Simply put, RAM is not opposed to you properly operating your engines LOP in accordance with FAA approved operating procedures.
RAM has never denied warranty for RAM overhauled engines that have been operated in accordance with Lean of Peak (“LOP”) operating instructions from the Type Certificate or a Supplemental Type Certificate holder, or that have been otherwise approved in writing by the FAA.
Please understand that operating LOP is not suitable for all airplanes, engines, or pilots, and may not be appropriate under certain operating conditions. It is not a universal “fix all” to cutting operating/fuel costs. Improper LOP operations can result in engine damage that may be difficult to detect and expensive to repair.
To have any chance of being successful at LOP operations you must, at a minimum, have: (i) balanced fuel injectors; (ii) well-maintained intake, fuel and ignition systems; (iii) accurate six-point engine instrumentation; and (iv) LOP operations training. Continuous monitoring of power and mixture settings, exhaust gas temperatures and cylinder head temperatures is required. Remember, LOP operations are even more demanding at high altitudes with big bore turbocharged engines.
For our Twin Cessna customers, RAM has maintained a long standing position on mixture management at cruise power, which has always been to operate the engine(s) at rich-of-peak (ROP) as opposed to operating at either Peak, or Lean-of-peak (LOP). A rule of thumb for CMI 520 Series engines has been: at 75% power set mixtures 100° rich-of-peak; at 65% power set mixtures 75° rich-of-peak; at 55% power set mixtures 50° rich-of-peak for all cruise operations.
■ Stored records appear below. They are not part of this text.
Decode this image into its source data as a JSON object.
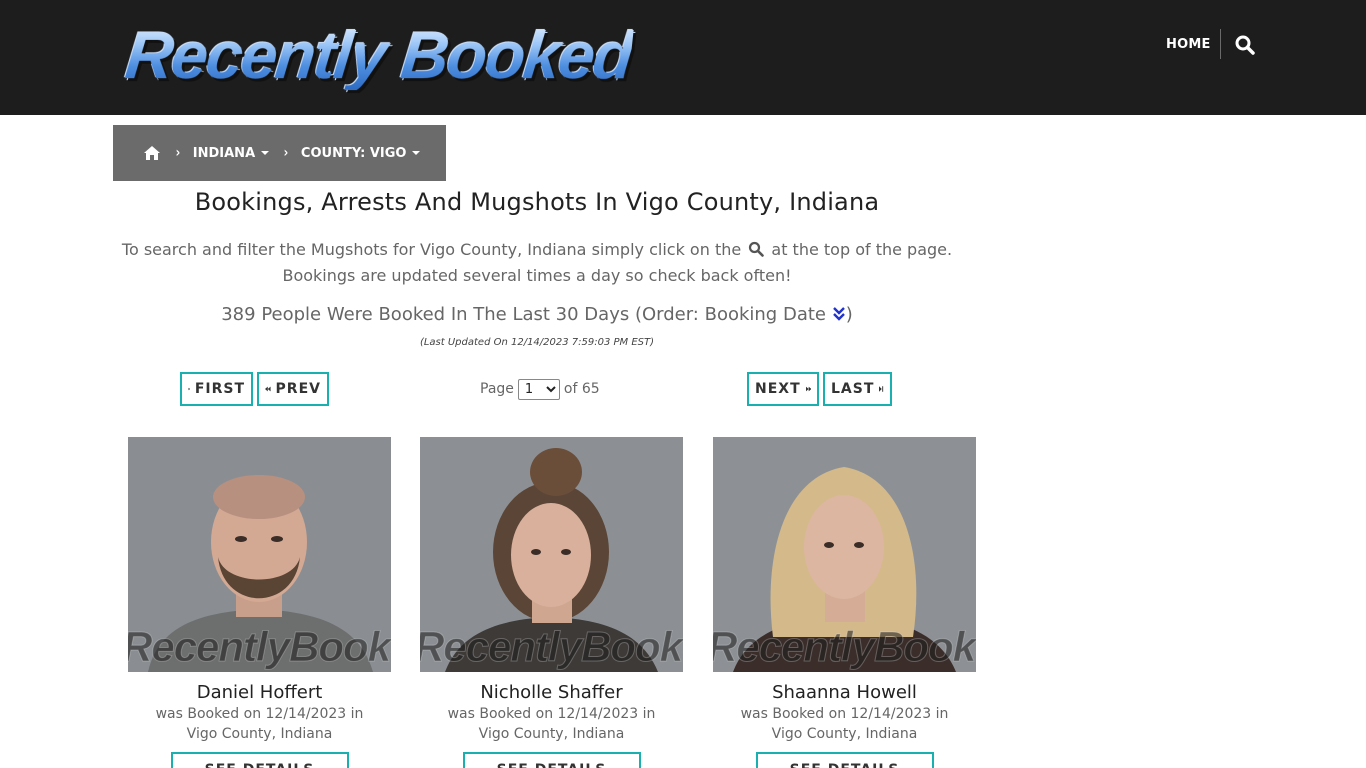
{
  "header": {
    "logo_text": "Recently Booked",
    "nav_home": "HOME",
    "search_icon": "search-icon"
  },
  "breadcrumb": {
    "home_icon": "home-icon",
    "items": [
      {
        "label": "INDIANA"
      },
      {
        "label": "COUNTY: VIGO"
      }
    ]
  },
  "main": {
    "title": "Bookings, Arrests And Mugshots In Vigo County, Indiana",
    "intro_before": "To search and filter the Mugshots for Vigo County, Indiana simply click on the",
    "intro_after": "at the top of the page. Bookings are updated several times a day so check back often!",
    "count_text": "389 People Were Booked In The Last 30 Days (Order: Booking Date",
    "count_close": ")",
    "last_updated": "(Last Updated On 12/14/2023 7:59:03 PM EST)"
  },
  "pagination": {
    "first": "FIRST",
    "prev": "PREV",
    "next": "NEXT",
    "last": "LAST",
    "page_label": "Page",
    "current_page": "1",
    "of_label": "of 65"
  },
  "watermark": "RecentlyBooked.com",
  "people": [
    {
      "name": "Daniel Hoffert",
      "booked_line1": "was Booked on 12/14/2023 in",
      "booked_line2": "Vigo County, Indiana",
      "details": "SEE DETAILS"
    },
    {
      "name": "Nicholle Shaffer",
      "booked_line1": "was Booked on 12/14/2023 in",
      "booked_line2": "Vigo County, Indiana",
      "details": "SEE DETAILS"
    },
    {
      "name": "Shaanna Howell",
      "booked_line1": "was Booked on 12/14/2023 in",
      "booked_line2": "Vigo County, Indiana",
      "details": "SEE DETAILS"
    }
  ],
  "colors": {
    "header_bg": "#1d1d1d",
    "breadcrumb_bg": "#6b6b6b",
    "accent_teal": "#1ab0b0",
    "order_icon": "#2233cc"
  }
}
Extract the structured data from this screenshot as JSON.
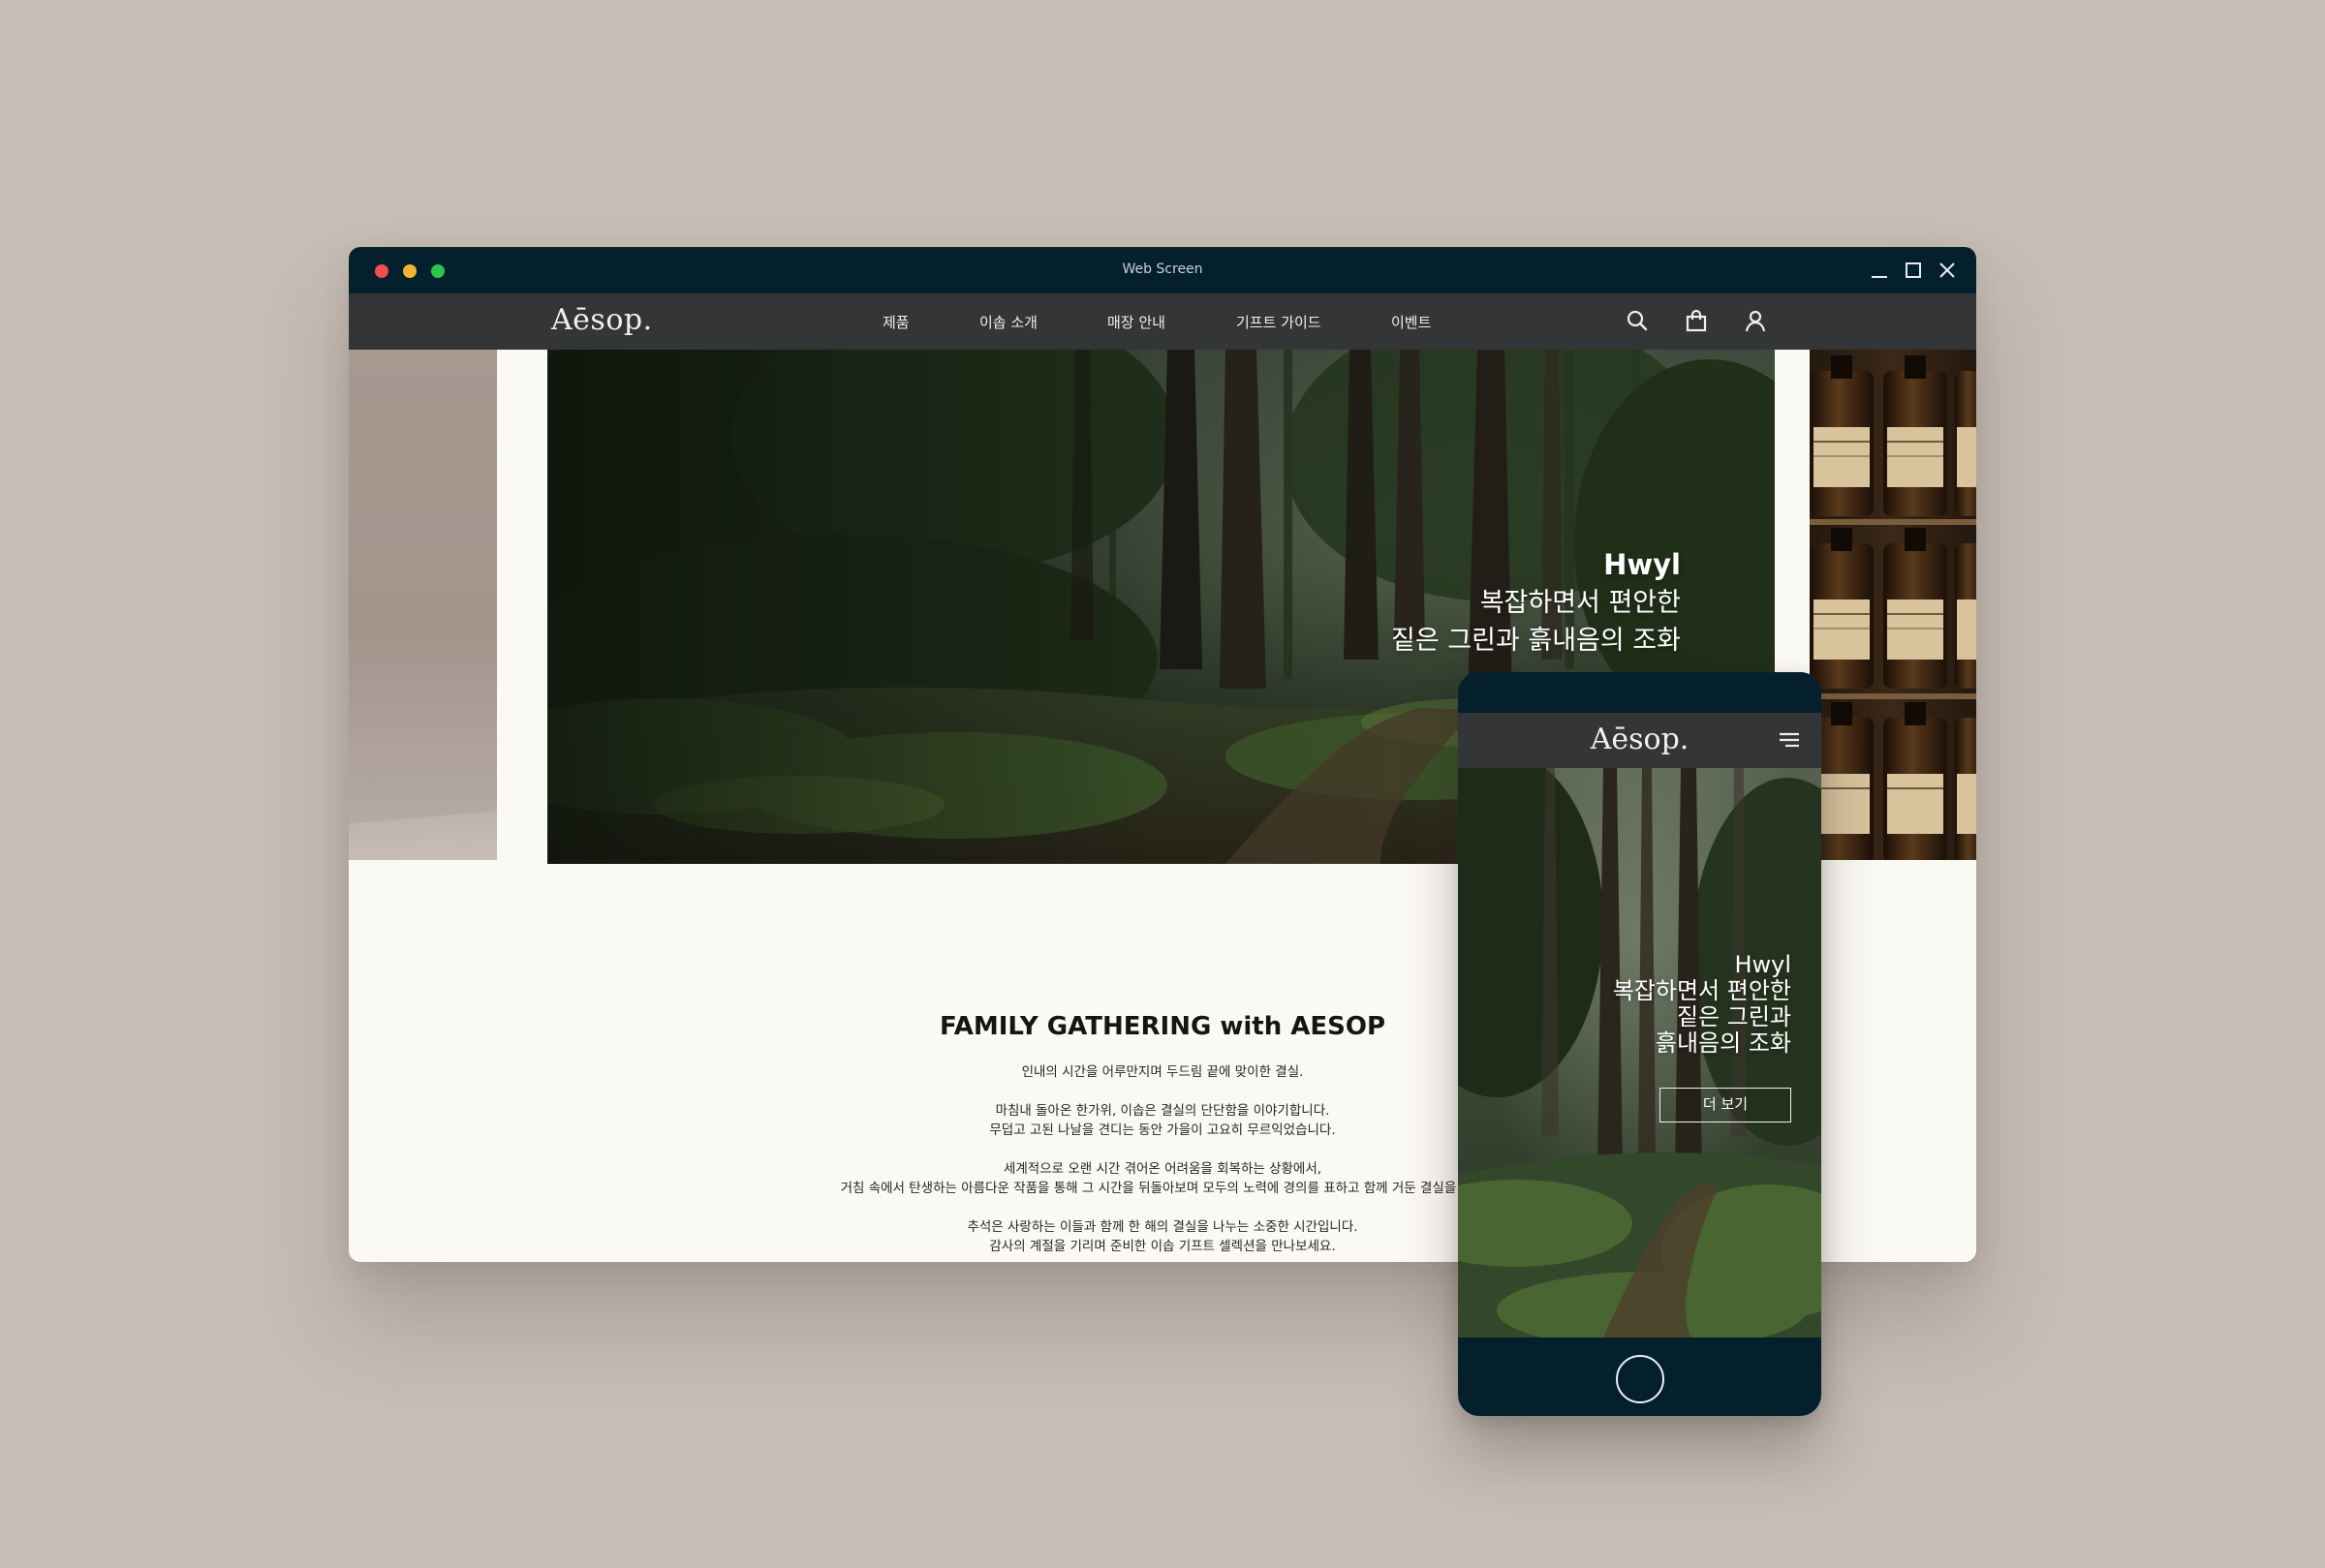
{
  "window": {
    "title": "Web Screen"
  },
  "brand": {
    "logo": "Aēsop."
  },
  "nav": {
    "items": [
      "제품",
      "이솝 소개",
      "매장 안내",
      "기프트 가이드",
      "이벤트"
    ],
    "icons": [
      "search-icon",
      "shopping-bag-icon",
      "user-icon"
    ]
  },
  "hero": {
    "headline": "Hwyl",
    "line1": "복잡하면서 편안한",
    "line2": "짙은 그린과 흙내음의 조화"
  },
  "section": {
    "title": "FAMILY GATHERING with AESOP",
    "paragraphs": [
      [
        "인내의 시간을 어루만지며 두드림 끝에 맞이한 결실."
      ],
      [
        "마침내 돌아온 한가위, 이솝은 결실의 단단함을 이야기합니다.",
        "무덥고 고된 나날을 견디는 동안 가을이 고요히 무르익었습니다."
      ],
      [
        "세계적으로 오랜 시간 겪어온 어려움을 회복하는 상황에서,",
        "거침 속에서 탄생하는 아름다운 작품을 통해 그 시간을 뒤돌아보며 모두의 노력에 경의를 표하고 함께 거둔 결실을 떠올"
      ],
      [
        "추석은 사랑하는 이들과 함께 한 해의 결실을 나누는 소중한 시간입니다.",
        "감사의 계절을 기리며 준비한 이솝 기프트 셀렉션을 만나보세요."
      ]
    ]
  },
  "mobile": {
    "logo": "Aēsop.",
    "hero": {
      "headline": "Hwyl",
      "line1": "복잡하면서 편안한",
      "line2": "짙은 그린과",
      "line3": "흙내음의 조화"
    },
    "cta_label": "더 보기"
  },
  "colors": {
    "titlebar": "#04202c",
    "navbar": "#343536",
    "page_bg": "#fbf9f3",
    "backdrop": "#c6bdb6"
  }
}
Such mixtures will increase the life of the exhaust system, turbocharger, engine valves and rings, reference Cessna Model 340A POH, Section 4, Normal Procedures (amplified procedures), page 4-21, issued 1, Nov. 1977, Revision 1 - 1, April 1978.
The bottom line is it’s your airplane and how you operate it is your choice and responsibility.